Directions for this task:
The result should be a full, exact repeat of the entries, free of pictures.

....

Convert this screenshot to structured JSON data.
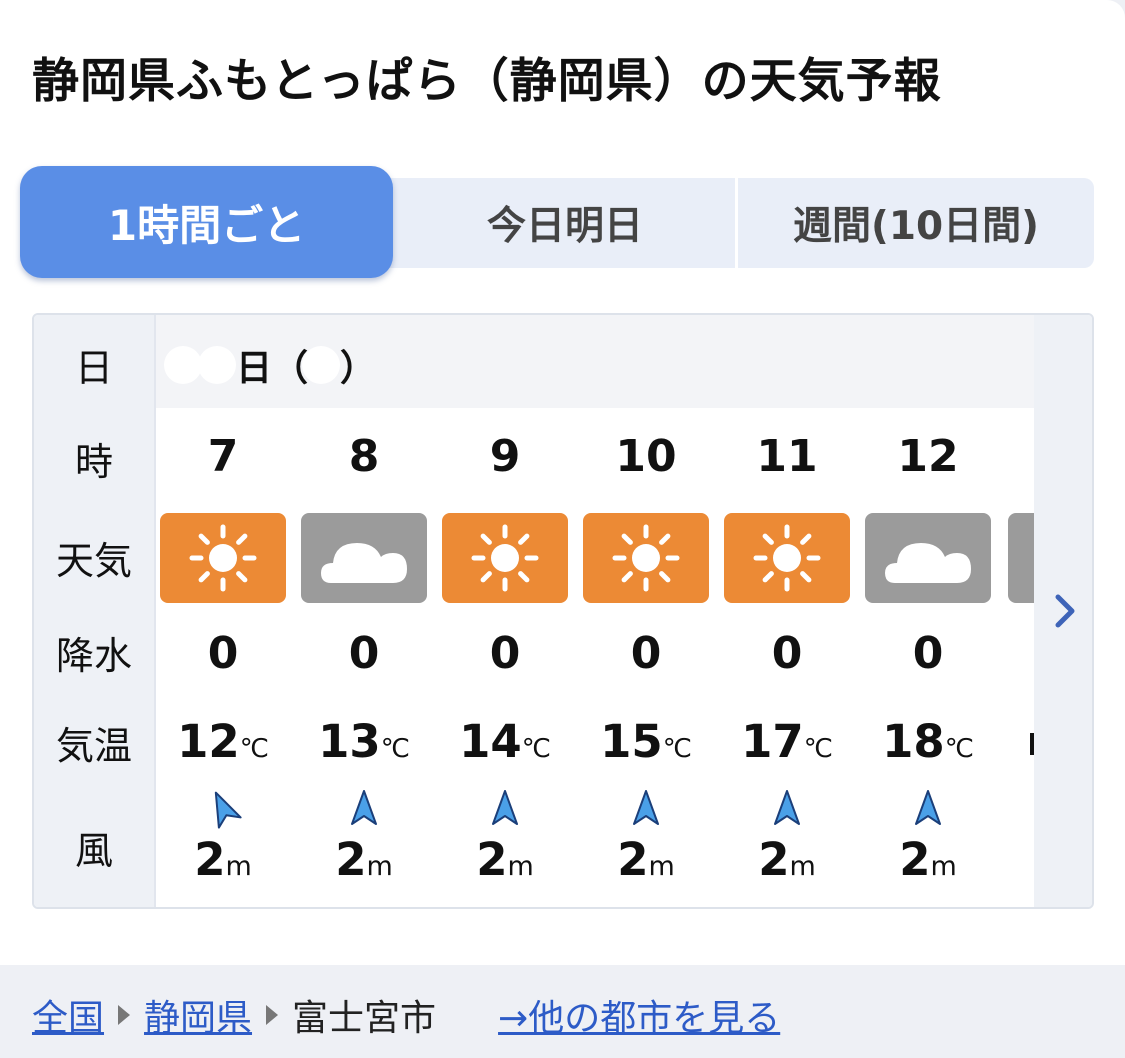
{
  "page": {
    "title": "静岡県ふもとっぱら（静岡県）の天気予報"
  },
  "tabs": [
    {
      "label": "1時間ごと",
      "active": true
    },
    {
      "label": "今日明日",
      "active": false
    },
    {
      "label": "週間(10日間)",
      "active": false
    }
  ],
  "forecast": {
    "row_labels": {
      "date": "日",
      "hour": "時",
      "weather": "天気",
      "precip": "降水",
      "temp": "気温",
      "wind": "風"
    },
    "date_day": "日",
    "date_open": "（",
    "date_close": "）",
    "temp_unit": "℃",
    "wind_unit": "m",
    "hours": [
      {
        "hour": "7",
        "weather": "sunny-icon",
        "precip": "0",
        "temp": "12",
        "wind": "2"
      },
      {
        "hour": "8",
        "weather": "cloudy-icon",
        "precip": "0",
        "temp": "13",
        "wind": "2"
      },
      {
        "hour": "9",
        "weather": "sunny-icon",
        "precip": "0",
        "temp": "14",
        "wind": "2"
      },
      {
        "hour": "10",
        "weather": "sunny-icon",
        "precip": "0",
        "temp": "15",
        "wind": "2"
      },
      {
        "hour": "11",
        "weather": "sunny-icon",
        "precip": "0",
        "temp": "17",
        "wind": "2"
      },
      {
        "hour": "12",
        "weather": "cloudy-icon",
        "precip": "0",
        "temp": "18",
        "wind": "2"
      }
    ],
    "colors": {
      "sunny": "#ec8a35",
      "cloudy": "#9b9b9b",
      "wind_arrow": "#4aa0e8",
      "active_tab": "#5a8ee6",
      "link": "#2d5bc7"
    }
  },
  "breadcrumb": {
    "items": [
      "全国",
      "静岡県",
      "富士宮市"
    ],
    "other_cities": "→他の都市を見る"
  }
}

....

Result below:
Convert this screenshot to structured JSON data.
{
  "page": {
    "title": "静岡県ふもとっぱら（静岡県）の天気予報"
  },
  "tabs": [
    {
      "label": "1時間ごと",
      "active": true
    },
    {
      "label": "今日明日",
      "active": false
    },
    {
      "label": "週間(10日間)",
      "active": false
    }
  ],
  "forecast": {
    "row_labels": {
      "date": "日",
      "hour": "時",
      "weather": "天気",
      "precip": "降水",
      "temp": "気温",
      "wind": "風"
    },
    "date_day": "日",
    "date_open": "（",
    "date_close": "）",
    "temp_unit": "℃",
    "wind_unit": "m",
    "hours": [
      {
        "hour": "7",
        "weather": "sunny-icon",
        "precip": "0",
        "temp": "12",
        "wind": "2"
      },
      {
        "hour": "8",
        "weather": "cloudy-icon",
        "precip": "0",
        "temp": "13",
        "wind": "2"
      },
      {
        "hour": "9",
        "weather": "sunny-icon",
        "precip": "0",
        "temp": "14",
        "wind": "2"
      },
      {
        "hour": "10",
        "weather": "sunny-icon",
        "precip": "0",
        "temp": "15",
        "wind": "2"
      },
      {
        "hour": "11",
        "weather": "sunny-icon",
        "precip": "0",
        "temp": "17",
        "wind": "2"
      },
      {
        "hour": "12",
        "weather": "cloudy-icon",
        "precip": "0",
        "temp": "18",
        "wind": "2"
      }
    ],
    "colors": {
      "sunny": "#ec8a35",
      "cloudy": "#9b9b9b",
      "wind_arrow": "#4aa0e8",
      "active_tab": "#5a8ee6",
      "link": "#2d5bc7"
    }
  },
  "breadcrumb": {
    "items": [
      "全国",
      "静岡県",
      "富士宮市"
    ],
    "other_cities": "→他の都市を見る"
  }
}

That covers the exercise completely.